Minister rejects calls to abolish 'coercive' worship in schools
Diallo Rabain, the Minister of Education, has rejected calls to abolish “coerced” collective worship in schools.
Mr Rabain said he supported legislation which dictates that schools “shall begin with collective worship on the part of all pupils in attendance at the school”.
He spoke out after pressure group Social Justice Bermuda (SJB) said the law was “a breach of students’ freedom of religion and belief”.
In a statement released earlier this month, SJB said: “The Education Act, as it stands, is an anachronism – a remnant of the theocratic and authoritarian nightmare of the British Empire at its might.
“It has no place in the 21st Century, here in Bermuda or anywhere else. School or teacher- directed worship is inherently coercive and oppressive.
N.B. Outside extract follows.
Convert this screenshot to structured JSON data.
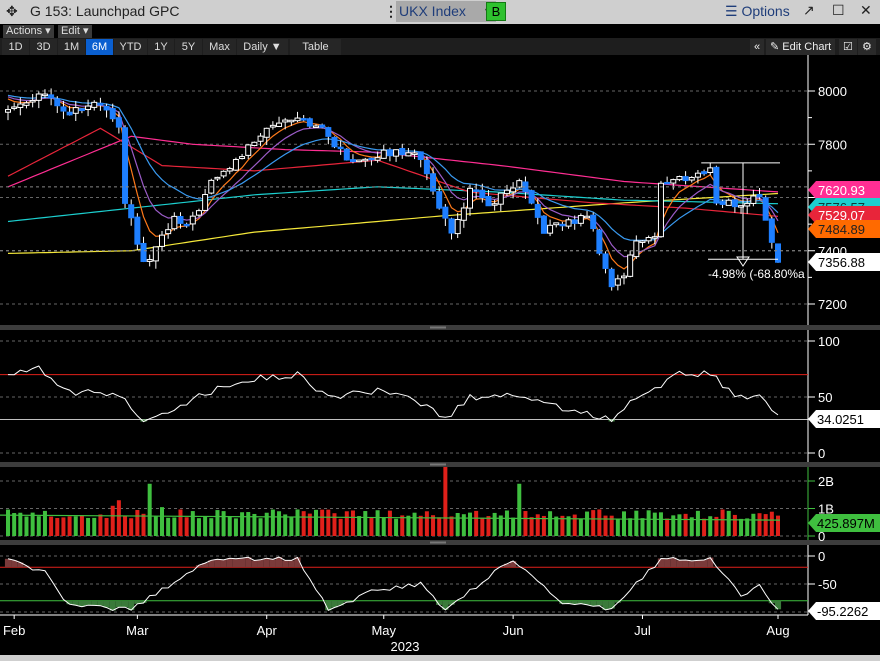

“Public monies should not be spent on forcing theology on our children. If parents wish their children to engage in regular religious practice, the place for that is in their home and in their places of worship, not the Bermuda public school system.”
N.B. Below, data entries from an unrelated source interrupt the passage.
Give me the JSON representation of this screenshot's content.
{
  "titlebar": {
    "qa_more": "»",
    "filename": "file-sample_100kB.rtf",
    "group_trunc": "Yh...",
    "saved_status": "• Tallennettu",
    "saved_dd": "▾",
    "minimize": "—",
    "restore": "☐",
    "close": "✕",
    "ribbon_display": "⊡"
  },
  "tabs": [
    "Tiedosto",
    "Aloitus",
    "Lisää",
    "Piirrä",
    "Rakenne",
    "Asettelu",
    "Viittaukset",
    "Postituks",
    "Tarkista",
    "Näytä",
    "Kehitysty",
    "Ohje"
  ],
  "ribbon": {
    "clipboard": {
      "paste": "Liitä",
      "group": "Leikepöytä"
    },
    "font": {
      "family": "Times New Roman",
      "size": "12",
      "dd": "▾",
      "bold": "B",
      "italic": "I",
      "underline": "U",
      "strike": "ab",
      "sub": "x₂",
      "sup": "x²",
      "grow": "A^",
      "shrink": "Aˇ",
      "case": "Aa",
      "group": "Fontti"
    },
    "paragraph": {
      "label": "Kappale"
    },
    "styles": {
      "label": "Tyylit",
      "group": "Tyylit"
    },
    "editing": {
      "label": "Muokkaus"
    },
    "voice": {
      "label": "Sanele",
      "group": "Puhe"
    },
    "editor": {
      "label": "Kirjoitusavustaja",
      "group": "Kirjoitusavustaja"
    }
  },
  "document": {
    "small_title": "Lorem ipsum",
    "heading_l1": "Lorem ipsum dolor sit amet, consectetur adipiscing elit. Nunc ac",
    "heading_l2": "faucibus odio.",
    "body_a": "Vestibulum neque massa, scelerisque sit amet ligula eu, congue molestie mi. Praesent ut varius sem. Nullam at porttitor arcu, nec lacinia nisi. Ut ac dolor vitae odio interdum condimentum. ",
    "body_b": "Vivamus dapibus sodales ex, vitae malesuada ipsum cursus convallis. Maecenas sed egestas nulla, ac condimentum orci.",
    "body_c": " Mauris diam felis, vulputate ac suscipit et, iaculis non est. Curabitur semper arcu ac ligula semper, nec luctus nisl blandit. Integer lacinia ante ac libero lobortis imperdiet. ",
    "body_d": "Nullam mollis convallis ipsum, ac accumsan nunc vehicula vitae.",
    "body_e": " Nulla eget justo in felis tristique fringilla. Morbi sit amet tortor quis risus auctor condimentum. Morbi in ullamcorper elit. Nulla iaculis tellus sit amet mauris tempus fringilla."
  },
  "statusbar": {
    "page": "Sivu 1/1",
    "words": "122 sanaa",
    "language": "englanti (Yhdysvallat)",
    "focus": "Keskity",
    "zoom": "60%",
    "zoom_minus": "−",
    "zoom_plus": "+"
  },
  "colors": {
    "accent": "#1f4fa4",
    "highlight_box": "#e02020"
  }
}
The group stressed that it was not opposed to students learning about religion or attending collective worship sessions, but that it should not be “coerced“.
But at a press conference yesterday, Mr Rabain said the 1996 Act did not need amending.
“I support the legislation as it’s been written and I believe it covers all of the issues that have been mentioned recently in the press,” he said.
“I also recognise that the legislation does provide an option for any parent to exclude your child from collective worship.
“I also recognise that the legislation states explicitly that collective worship shall not be distinctive in any particular religious group, and with that I’m satisfied that the legislation does what it’s supposed to do and our schools have the autonomy to exercise within the limits of that legislation as they choose.”
In its statement, SJB pointed out that, although the law states that “collective worship shall not be distinctive of any particular religious group”, in practice, prayer sessions during school assemblies were “dominated by explicitly Christian theology”.
Asked to address that concern, Mr Rabain replied: “If there is an issue with collective worship we will listen to our parents, we will listen to our students and they are free to make contact with me at the ministry and the department.”
The group has the backing of the United Nations, which has been calling for a ban on mandatory collective worship in public schools since 2016.
The UN’s Committee on the Rights of the Child said students should not need parental permission to opt out of prayer sessions.
Currently, the act allows for students to opt out of prayer sessions if they have parental permission – but the Minister of Education must be notified and satisfied that the student is attending worship elsewhere.
Asked to comment on that view, Mr Rabain said: “If there is an issue with any of our schools they are free to make contact with the department of education to express their issues.
“Any parent that has issues with the legislation as it’s written are free to make contact with the department of education and express that and we will deal with that from the persons who attend the school.”
Social Justice Bermuda did not respond to requests from this newspaper for reaction to Mr Rabain’s comments.